Patients in Texas can thank the malpractice caps:
An influx of doctors into Texas has caused long waits for medical licenses, inconveniences for patients wanting to see certain specialists and anxiety for physicians awaiting new colleagues to help with high caseloads.
People in the medical field say the state’s limits on malpractice lawsuits have generated a surge of doctors, including specialists, who want to practice in Texas, which is helping bring more doctors to areas of the state that don’t have enough . . .
. . . On average, malpractice insurance premiums in Texas have gone down 21.3 percent since the tort law took effect in September 2003, said Jon Opelt, executive director of Texas Alliance for Patient Access.

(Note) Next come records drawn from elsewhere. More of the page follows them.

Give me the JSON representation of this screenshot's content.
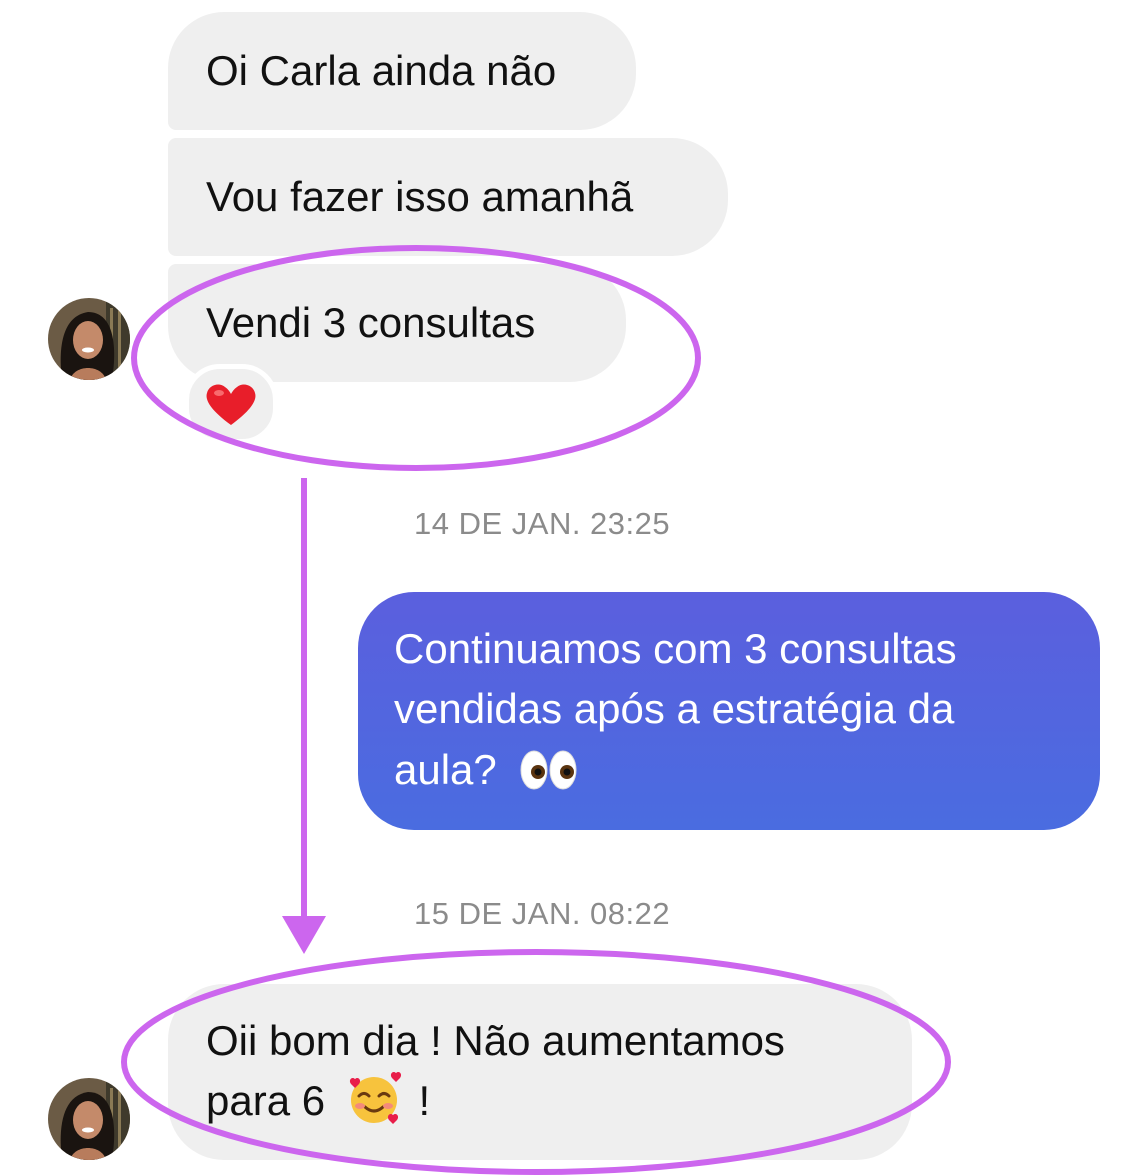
{
  "messages": [
    {
      "text": "Oi Carla ainda não"
    },
    {
      "text": "Vou fazer isso amanhã"
    },
    {
      "text": "Vendi 3 consultas",
      "reaction": "heart"
    },
    {
      "text_line1": "Continuamos com 3 consultas",
      "text_line2": "vendidas após a estratégia da",
      "text_line3": "aula?",
      "emoji": "eyes"
    },
    {
      "text_line1": "Oii bom dia ! Não aumentamos",
      "text_line2_a": "para 6",
      "text_line2_b": "!",
      "emoji": "smiling-face-with-hearts"
    }
  ],
  "timestamps": {
    "first": "14 DE JAN. 23:25",
    "second": "15 DE JAN. 08:22"
  },
  "colors": {
    "incoming_bubble": "#efefef",
    "outgoing_gradient_top": "#5b5fde",
    "outgoing_gradient_bottom": "#4a6ce0",
    "annotation": "#cc66ee",
    "timestamp": "#8b8b8b"
  }
}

The alliance, which supported changing the medical liability law, describes itself as a coalition of doctors, hospitals, nursing homes, health care providers and medical liability insurers.
The law is “a big factor why Texas has become a popular state to practice in,” said Dr. Punit Chadha, an oncologist who moved to Austin from Chicago last summer. “When medical recruitment firms send out information, . . . they will tout the friendliness” of the malpractice environment.
Chadha, who grew up in Houston, said he wanted to come back to Texas but would not have returned if not for the 2003 law. His malpractice insurance premium is now about one-fourth of what it would have been in Chicago, which has some of the highest rates in the nation, he said.